“Our foreparents fought too hard, sacrificed too much, for us to so quickly give up our own liberties and that of others ... . So while rights can now be curtailed, there must be safeguards to ensure that the most vulnerable are not targeted,” Jackson said. “In the giving up of these rights, who are likely to be affected? Certainly not the middle and upper class! Far too often, those who are unaffected by historic State abuses are most willing to say they are willing to give up rights. More often than not, they are quite aware that they will never be subjected to the plight of the poor and the lived experiences of those families ... .”
According to her, there are no guarantees that internationally accepted non-derogable rights would be protected. She argued that widescale detentions, for example, could lead to overcrowding and inhumane conditions in lock-ups, which could breach the right to be free from torture and inhumane conditions.
Jackson urged many Jamaicans with well-intended positions to visit the lock-ups and see the state in which detainees are held.
‘HOW MANY RIGHTS ARE WE TALKING ABOUT?’
Glenroy Murray, a tutor in constitutional law at the Norman Manley Law School, also urged caution, noting that while people may be quick to say they are willing to give up some rights, they often do not say which or exactly how far they are prepared to go.
“Is it my right to a fair trial? To freedom of movement and liberty? How many rights are we talking about?” Murray asked.
“If we take the usual rights, for example, the detentions, I don’t know if [it’s] the wholesale giving up of those rights in their current formulations, where courts are very keen to safeguard the rights of people, because it’s more than about a man being able to walk about his business,” he told The Sunday Gleaner.
Murray argued that while an individual may be detained for two days under an SOE, which provides for persons to be held for long periods without charge, this could cause major disruptions in their lives and for their businesses and their dependents. He said he is unaware of any data showing the long-term benefits of the loss of those rights.
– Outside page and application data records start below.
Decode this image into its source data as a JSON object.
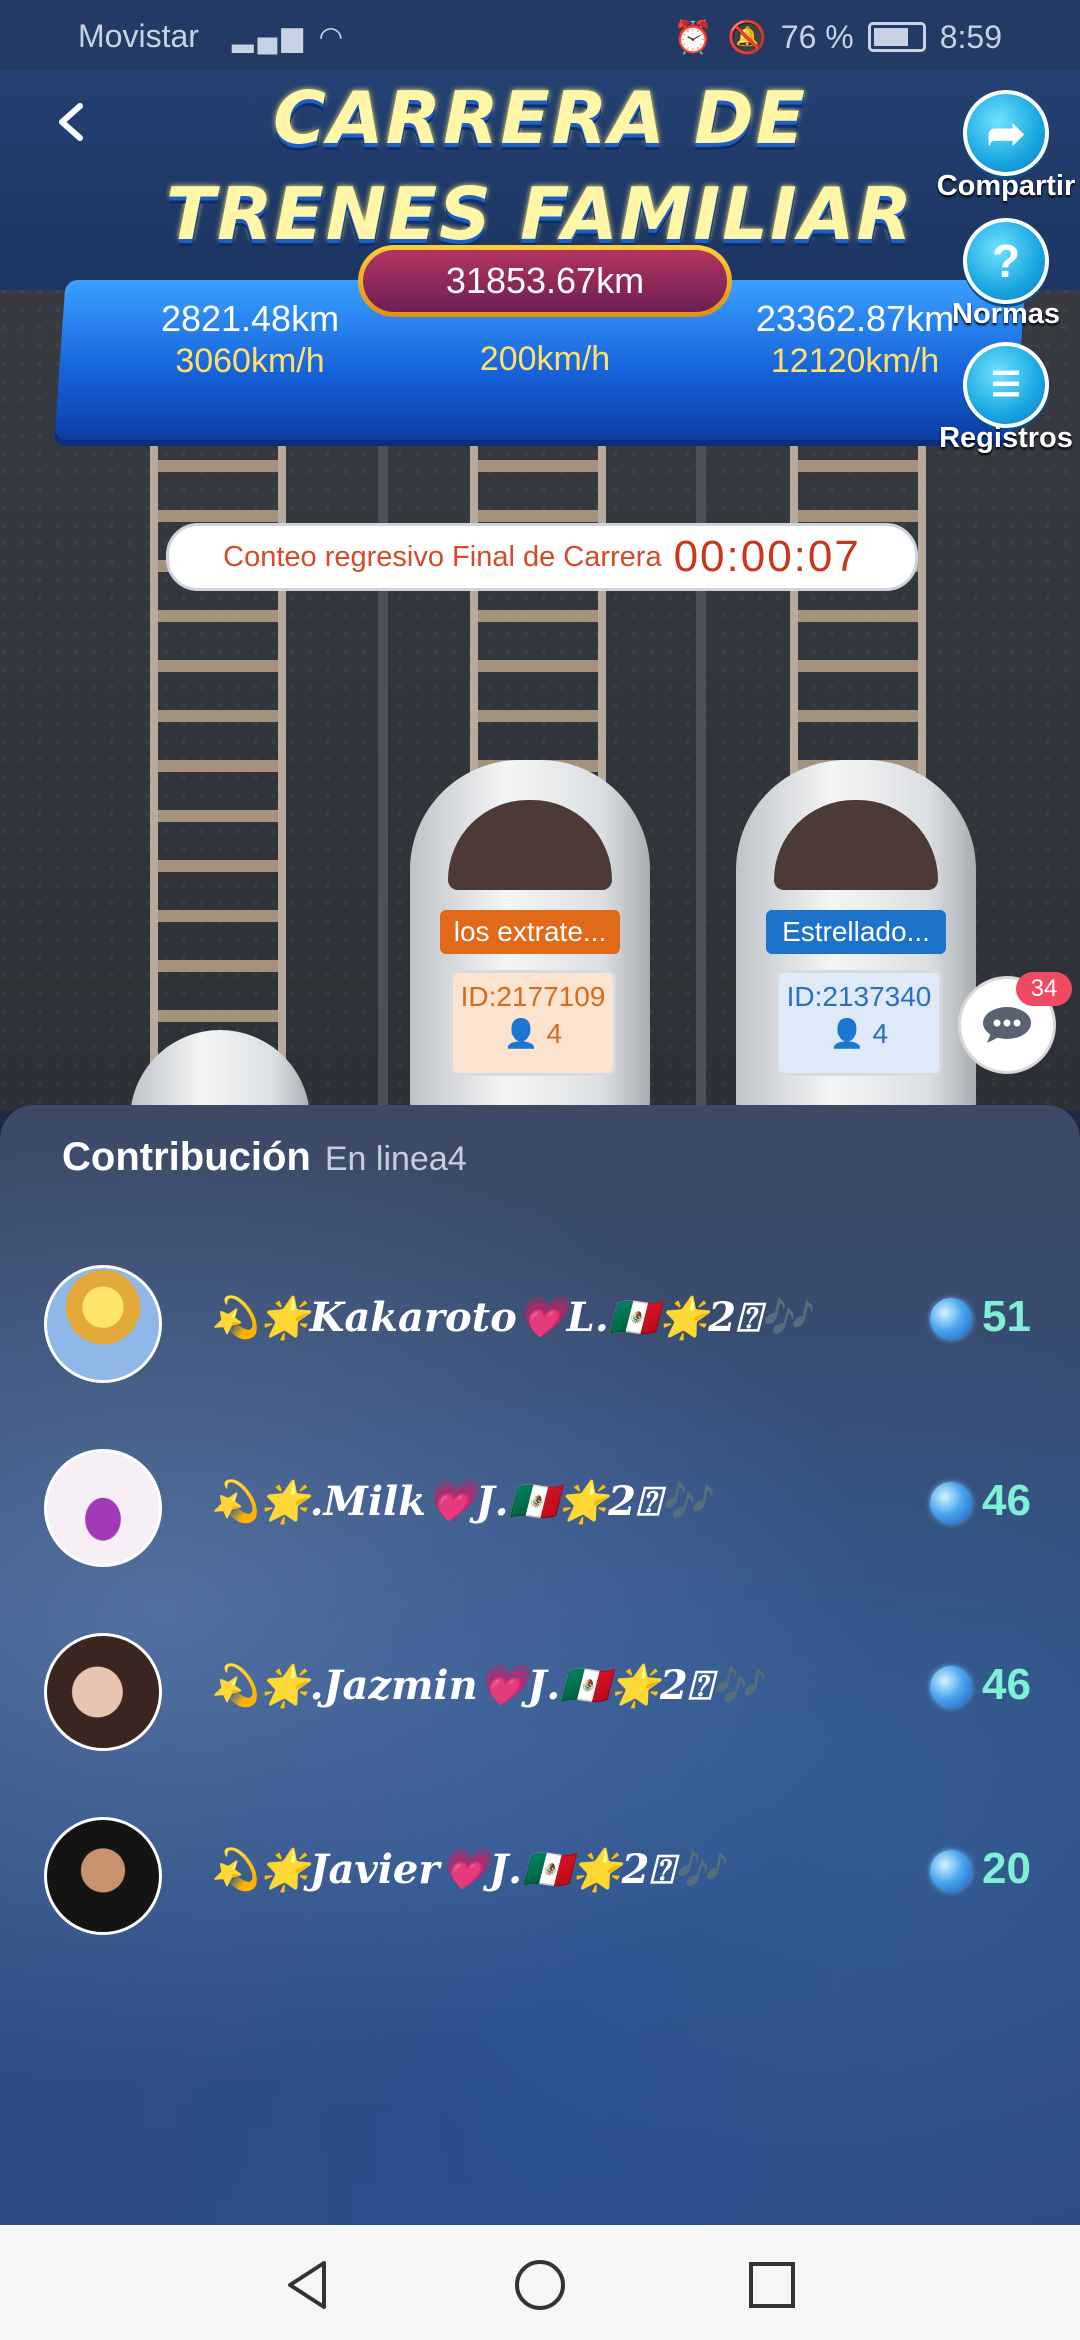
{
  "status_bar": {
    "carrier": "Movistar",
    "battery": "76 %",
    "time": "8:59"
  },
  "header": {
    "title_line1": "CARRERA DE",
    "title_line2": "TRENES FAMILIAR",
    "total_distance": "31853.67km"
  },
  "lanes": [
    {
      "distance": "2821.48km",
      "speed": "3060km/h"
    },
    {
      "distance": "",
      "speed": "200km/h"
    },
    {
      "distance": "23362.87km",
      "speed": "12120km/h"
    }
  ],
  "countdown": {
    "label": "Conteo regresivo Final de Carrera",
    "time": "00:00:07"
  },
  "side_buttons": {
    "share": "Compartir",
    "rules": "Normas",
    "records": "Registros"
  },
  "trains": [
    {
      "name": "los extrate...",
      "id": "ID:2177109",
      "members": "4",
      "plate_color": "#e06a1a",
      "text_color": "#d86a1c",
      "box_bg": "#fbe3cf"
    },
    {
      "name": "Estrellado...",
      "id": "ID:2137340",
      "members": "4",
      "plate_color": "#1d73c9",
      "text_color": "#2a6fc0",
      "box_bg": "#dfeaf8"
    }
  ],
  "chat": {
    "badge": "34"
  },
  "contribution": {
    "title": "Contribución",
    "subtitle": "En linea4",
    "rows": [
      {
        "name": "💫🌟𝑲𝒂𝒌𝒂𝒓𝒐𝒕𝒐💗𝑳.🇲🇽🌟2⍰🎶",
        "score": "51"
      },
      {
        "name": "💫🌟.𝑴𝒊𝒍𝒌💗𝑱.🇲🇽🌟2⍰🎶",
        "score": "46"
      },
      {
        "name": "💫🌟.𝑱𝒂𝒛𝒎𝒊𝒏💗𝑱.🇲🇽🌟2⍰🎶",
        "score": "46"
      },
      {
        "name": "💫🌟𝑱𝒂𝒗𝒊𝒆𝒓💗𝑱.🇲🇽🌟2⍰🎶",
        "score": "20"
      }
    ]
  }
}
“I don’t think as a people we have problems with curfews and staying at our yards, despite some still [sneak] and go out. But to a large degree, most of us stayed in [under the COVID disaster management orders] and those were laws we were giving up – rights to movement and work. A lot of older persons had to stay inside, but we understood that there were things larger than ourselves that needed to be responded to,” said Murray.
“The challenge is, what really are they asking of us? ... When I give up my rights, what is the surety of conviction? Where is the additional work that is going to be done to strengthen the system so that I can be confident that my giving up my rights is a temporary measure?” he asked.
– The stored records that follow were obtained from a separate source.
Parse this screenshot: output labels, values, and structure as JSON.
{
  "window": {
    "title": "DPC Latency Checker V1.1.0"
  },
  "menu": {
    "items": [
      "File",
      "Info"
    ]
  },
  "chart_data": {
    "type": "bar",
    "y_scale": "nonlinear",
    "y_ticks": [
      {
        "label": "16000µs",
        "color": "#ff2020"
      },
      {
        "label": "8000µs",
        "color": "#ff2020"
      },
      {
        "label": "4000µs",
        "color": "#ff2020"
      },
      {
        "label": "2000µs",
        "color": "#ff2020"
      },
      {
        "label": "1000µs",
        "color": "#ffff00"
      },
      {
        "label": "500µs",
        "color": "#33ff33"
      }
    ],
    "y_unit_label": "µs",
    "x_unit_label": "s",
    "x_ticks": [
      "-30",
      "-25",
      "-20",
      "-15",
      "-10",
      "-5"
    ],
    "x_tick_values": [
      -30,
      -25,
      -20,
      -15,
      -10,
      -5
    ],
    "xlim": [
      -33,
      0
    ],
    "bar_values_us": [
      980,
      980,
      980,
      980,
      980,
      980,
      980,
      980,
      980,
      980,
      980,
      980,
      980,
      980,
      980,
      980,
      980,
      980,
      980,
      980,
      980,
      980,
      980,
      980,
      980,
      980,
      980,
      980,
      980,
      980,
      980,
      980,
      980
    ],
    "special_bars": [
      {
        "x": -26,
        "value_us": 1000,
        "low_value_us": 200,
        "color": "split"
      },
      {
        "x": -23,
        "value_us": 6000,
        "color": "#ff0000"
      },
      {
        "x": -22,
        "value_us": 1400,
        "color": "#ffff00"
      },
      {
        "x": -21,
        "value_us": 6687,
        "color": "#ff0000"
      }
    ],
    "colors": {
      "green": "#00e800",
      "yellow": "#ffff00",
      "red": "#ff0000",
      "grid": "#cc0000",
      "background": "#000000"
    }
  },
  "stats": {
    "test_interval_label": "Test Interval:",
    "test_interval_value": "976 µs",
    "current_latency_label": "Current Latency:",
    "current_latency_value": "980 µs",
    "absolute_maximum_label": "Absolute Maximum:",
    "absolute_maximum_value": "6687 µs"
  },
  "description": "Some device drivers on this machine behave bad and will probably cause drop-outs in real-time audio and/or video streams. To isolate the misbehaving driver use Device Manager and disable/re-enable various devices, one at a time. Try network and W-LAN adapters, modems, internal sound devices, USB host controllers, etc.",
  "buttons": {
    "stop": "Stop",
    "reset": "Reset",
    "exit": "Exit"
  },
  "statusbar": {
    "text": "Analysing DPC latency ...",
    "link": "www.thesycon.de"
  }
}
While supporters of the SOEs have touted statistics pointing to a reduction in murders, many have ignored the reality that the majority of those detained are poor, unconnected, young men, who are often released without charge.
“It cannot continue to be that the Government and police want to be able to detain, indefinitely, poor, young black men while those connected to the upper social, ethnic and political class are untouched. In my practice, I see this happen every day. Like Mr Pandohie said, everybody should give up some rights, but the evidence so far suggests that only one set will be giving up rights. It is not fair,” said a member of the political class who did not want to be named.